Data about app and page elements:
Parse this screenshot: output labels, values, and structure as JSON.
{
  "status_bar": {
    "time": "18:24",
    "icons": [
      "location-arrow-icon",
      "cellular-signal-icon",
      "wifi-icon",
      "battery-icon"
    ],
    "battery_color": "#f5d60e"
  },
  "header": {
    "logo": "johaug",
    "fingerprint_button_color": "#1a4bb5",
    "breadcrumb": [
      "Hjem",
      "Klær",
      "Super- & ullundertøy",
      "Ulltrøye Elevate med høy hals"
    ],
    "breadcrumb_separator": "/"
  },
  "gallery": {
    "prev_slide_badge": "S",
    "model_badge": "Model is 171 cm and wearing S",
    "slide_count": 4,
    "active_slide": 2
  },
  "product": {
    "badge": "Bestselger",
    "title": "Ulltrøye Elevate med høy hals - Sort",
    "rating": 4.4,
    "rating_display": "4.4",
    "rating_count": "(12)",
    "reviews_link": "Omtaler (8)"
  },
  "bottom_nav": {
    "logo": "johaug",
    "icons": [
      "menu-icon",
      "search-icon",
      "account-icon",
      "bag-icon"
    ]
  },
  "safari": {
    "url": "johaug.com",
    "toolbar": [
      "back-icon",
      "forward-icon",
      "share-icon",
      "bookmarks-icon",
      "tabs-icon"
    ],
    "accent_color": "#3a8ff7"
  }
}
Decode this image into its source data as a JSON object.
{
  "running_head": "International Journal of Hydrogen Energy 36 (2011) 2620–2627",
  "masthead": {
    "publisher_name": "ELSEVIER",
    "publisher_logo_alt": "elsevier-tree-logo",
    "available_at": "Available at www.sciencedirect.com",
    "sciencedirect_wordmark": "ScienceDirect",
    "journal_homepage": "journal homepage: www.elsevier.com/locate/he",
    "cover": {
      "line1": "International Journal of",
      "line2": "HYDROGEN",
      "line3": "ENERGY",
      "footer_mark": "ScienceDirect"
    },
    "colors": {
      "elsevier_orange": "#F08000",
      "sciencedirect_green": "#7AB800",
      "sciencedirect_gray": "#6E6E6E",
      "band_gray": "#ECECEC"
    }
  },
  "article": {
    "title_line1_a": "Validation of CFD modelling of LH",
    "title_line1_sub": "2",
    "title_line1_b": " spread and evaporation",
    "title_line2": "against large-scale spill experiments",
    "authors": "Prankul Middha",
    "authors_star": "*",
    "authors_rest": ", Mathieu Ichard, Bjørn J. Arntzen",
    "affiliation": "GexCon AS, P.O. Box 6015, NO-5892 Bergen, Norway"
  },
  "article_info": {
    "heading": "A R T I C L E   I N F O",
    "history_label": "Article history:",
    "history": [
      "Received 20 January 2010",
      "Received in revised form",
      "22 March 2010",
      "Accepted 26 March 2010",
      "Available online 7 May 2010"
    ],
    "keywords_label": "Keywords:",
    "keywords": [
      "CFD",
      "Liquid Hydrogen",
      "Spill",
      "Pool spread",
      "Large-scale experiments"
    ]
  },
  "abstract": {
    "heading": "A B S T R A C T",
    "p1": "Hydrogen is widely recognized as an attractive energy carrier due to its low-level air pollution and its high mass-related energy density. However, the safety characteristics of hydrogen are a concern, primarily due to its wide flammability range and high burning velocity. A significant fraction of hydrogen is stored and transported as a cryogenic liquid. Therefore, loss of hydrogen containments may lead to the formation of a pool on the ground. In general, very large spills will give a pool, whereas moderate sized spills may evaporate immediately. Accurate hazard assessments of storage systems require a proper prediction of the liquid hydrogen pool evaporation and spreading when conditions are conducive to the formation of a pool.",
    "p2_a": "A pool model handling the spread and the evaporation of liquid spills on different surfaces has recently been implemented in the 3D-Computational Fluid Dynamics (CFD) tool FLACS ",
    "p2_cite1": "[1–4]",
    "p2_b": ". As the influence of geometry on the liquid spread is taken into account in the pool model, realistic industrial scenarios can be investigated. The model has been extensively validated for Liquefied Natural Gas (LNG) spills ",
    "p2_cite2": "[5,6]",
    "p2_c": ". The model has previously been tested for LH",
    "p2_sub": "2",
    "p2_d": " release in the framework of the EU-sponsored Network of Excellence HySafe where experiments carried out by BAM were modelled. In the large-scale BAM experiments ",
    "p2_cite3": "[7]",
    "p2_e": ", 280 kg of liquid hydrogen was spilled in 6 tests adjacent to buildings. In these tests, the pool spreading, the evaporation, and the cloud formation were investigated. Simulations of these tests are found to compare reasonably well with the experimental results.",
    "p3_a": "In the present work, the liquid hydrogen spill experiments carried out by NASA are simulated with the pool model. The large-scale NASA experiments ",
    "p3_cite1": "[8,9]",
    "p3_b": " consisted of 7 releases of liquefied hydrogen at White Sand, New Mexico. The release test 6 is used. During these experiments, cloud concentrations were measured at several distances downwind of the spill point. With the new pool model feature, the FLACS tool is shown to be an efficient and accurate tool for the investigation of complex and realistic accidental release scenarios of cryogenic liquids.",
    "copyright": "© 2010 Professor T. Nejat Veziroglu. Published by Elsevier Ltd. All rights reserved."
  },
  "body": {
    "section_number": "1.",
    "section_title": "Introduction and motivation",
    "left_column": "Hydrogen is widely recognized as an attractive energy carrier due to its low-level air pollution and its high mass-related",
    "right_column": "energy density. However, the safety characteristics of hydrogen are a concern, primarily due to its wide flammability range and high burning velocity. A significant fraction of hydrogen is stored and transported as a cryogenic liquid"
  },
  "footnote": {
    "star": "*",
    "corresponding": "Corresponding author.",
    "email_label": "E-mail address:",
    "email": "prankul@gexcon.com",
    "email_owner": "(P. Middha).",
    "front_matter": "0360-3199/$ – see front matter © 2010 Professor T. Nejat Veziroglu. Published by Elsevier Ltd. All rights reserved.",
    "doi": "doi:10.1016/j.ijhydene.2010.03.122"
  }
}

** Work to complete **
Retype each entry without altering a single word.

** Result of this exercise **
Parse this screenshot: output labels, values, and structure as JSON.
{
  "status_bar": {
    "time": "18:24",
    "icons": [
      "location-arrow-icon",
      "cellular-signal-icon",
      "wifi-icon",
      "battery-icon"
    ],
    "battery_color": "#f5d60e"
  },
  "header": {
    "logo": "johaug",
    "fingerprint_button_color": "#1a4bb5",
    "breadcrumb": [
      "Hjem",
      "Klær",
      "Super- & ullundertøy",
      "Ulltrøye Elevate med høy hals"
    ],
    "breadcrumb_separator": "/"
  },
  "gallery": {
    "prev_slide_badge": "S",
    "model_badge": "Model is 171 cm and wearing S",
    "slide_count": 4,
    "active_slide": 2
  },
  "product": {
    "badge": "Bestselger",
    "title": "Ulltrøye Elevate med høy hals - Sort",
    "rating": 4.4,
    "rating_display": "4.4",
    "rating_count": "(12)",
    "reviews_link": "Omtaler (8)"
  },
  "bottom_nav": {
    "logo": "johaug",
    "icons": [
      "menu-icon",
      "search-icon",
      "account-icon",
      "bag-icon"
    ]
  },
  "safari": {
    "url": "johaug.com",
    "toolbar": [
      "back-icon",
      "forward-icon",
      "share-icon",
      "bookmarks-icon",
      "tabs-icon"
    ],
    "accent_color": "#3a8ff7"
  }
}
Decode this image into its source data as a JSON object.
{
  "running_head": "International Journal of Hydrogen Energy 36 (2011) 2620–2627",
  "masthead": {
    "publisher_name": "ELSEVIER",
    "publisher_logo_alt": "elsevier-tree-logo",
    "available_at": "Available at www.sciencedirect.com",
    "sciencedirect_wordmark": "ScienceDirect",
    "journal_homepage": "journal homepage: www.elsevier.com/locate/he",
    "cover": {
      "line1": "International Journal of",
      "line2": "HYDROGEN",
      "line3": "ENERGY",
      "footer_mark": "ScienceDirect"
    },
    "colors": {
      "elsevier_orange": "#F08000",
      "sciencedirect_green": "#7AB800",
      "sciencedirect_gray": "#6E6E6E",
      "band_gray": "#ECECEC"
    }
  },
  "article": {
    "title_line1_a": "Validation of CFD modelling of LH",
    "title_line1_sub": "2",
    "title_line1_b": " spread and evaporation",
    "title_line2": "against large-scale spill experiments",
    "authors": "Prankul Middha",
    "authors_star": "*",
    "authors_rest": ", Mathieu Ichard, Bjørn J. Arntzen",
    "affiliation": "GexCon AS, P.O. Box 6015, NO-5892 Bergen, Norway"
  },
  "article_info": {
    "heading": "A R T I C L E   I N F O",
    "history_label": "Article history:",
    "history": [
      "Received 20 January 2010",
      "Received in revised form",
      "22 March 2010",
      "Accepted 26 March 2010",
      "Available online 7 May 2010"
    ],
    "keywords_label": "Keywords:",
    "keywords": [
      "CFD",
      "Liquid Hydrogen",
      "Spill",
      "Pool spread",
      "Large-scale experiments"
    ]
  },
  "abstract": {
    "heading": "A B S T R A C T",
    "p1": "Hydrogen is widely recognized as an attractive energy carrier due to its low-level air pollution and its high mass-related energy density. However, the safety characteristics of hydrogen are a concern, primarily due to its wide flammability range and high burning velocity. A significant fraction of hydrogen is stored and transported as a cryogenic liquid. Therefore, loss of hydrogen containments may lead to the formation of a pool on the ground. In general, very large spills will give a pool, whereas moderate sized spills may evaporate immediately. Accurate hazard assessments of storage systems require a proper prediction of the liquid hydrogen pool evaporation and spreading when conditions are conducive to the formation of a pool.",
    "p2_a": "A pool model handling the spread and the evaporation of liquid spills on different surfaces has recently been implemented in the 3D-Computational Fluid Dynamics (CFD) tool FLACS ",
    "p2_cite1": "[1–4]",
    "p2_b": ". As the influence of geometry on the liquid spread is taken into account in the pool model, realistic industrial scenarios can be investigated. The model has been extensively validated for Liquefied Natural Gas (LNG) spills ",
    "p2_cite2": "[5,6]",
    "p2_c": ". The model has previously been tested for LH",
    "p2_sub": "2",
    "p2_d": " release in the framework of the EU-sponsored Network of Excellence HySafe where experiments carried out by BAM were modelled. In the large-scale BAM experiments ",
    "p2_cite3": "[7]",
    "p2_e": ", 280 kg of liquid hydrogen was spilled in 6 tests adjacent to buildings. In these tests, the pool spreading, the evaporation, and the cloud formation were investigated. Simulations of these tests are found to compare reasonably well with the experimental results.",
    "p3_a": "In the present work, the liquid hydrogen spill experiments carried out by NASA are simulated with the pool model. The large-scale NASA experiments ",
    "p3_cite1": "[8,9]",
    "p3_b": " consisted of 7 releases of liquefied hydrogen at White Sand, New Mexico. The release test 6 is used. During these experiments, cloud concentrations were measured at several distances downwind of the spill point. With the new pool model feature, the FLACS tool is shown to be an efficient and accurate tool for the investigation of complex and realistic accidental release scenarios of cryogenic liquids.",
    "copyright": "© 2010 Professor T. Nejat Veziroglu. Published by Elsevier Ltd. All rights reserved."
  },
  "body": {
    "section_number": "1.",
    "section_title": "Introduction and motivation",
    "left_column": "Hydrogen is widely recognized as an attractive energy carrier due to its low-level air pollution and its high mass-related",
    "right_column": "energy density. However, the safety characteristics of hydrogen are a concern, primarily due to its wide flammability range and high burning velocity. A significant fraction of hydrogen is stored and transported as a cryogenic liquid"
  },
  "footnote": {
    "star": "*",
    "corresponding": "Corresponding author.",
    "email_label": "E-mail address:",
    "email": "prankul@gexcon.com",
    "email_owner": "(P. Middha).",
    "front_matter": "0360-3199/$ – see front matter © 2010 Professor T. Nejat Veziroglu. Published by Elsevier Ltd. All rights reserved.",
    "doi": "doi:10.1016/j.ijhydene.2010.03.122"
  }
}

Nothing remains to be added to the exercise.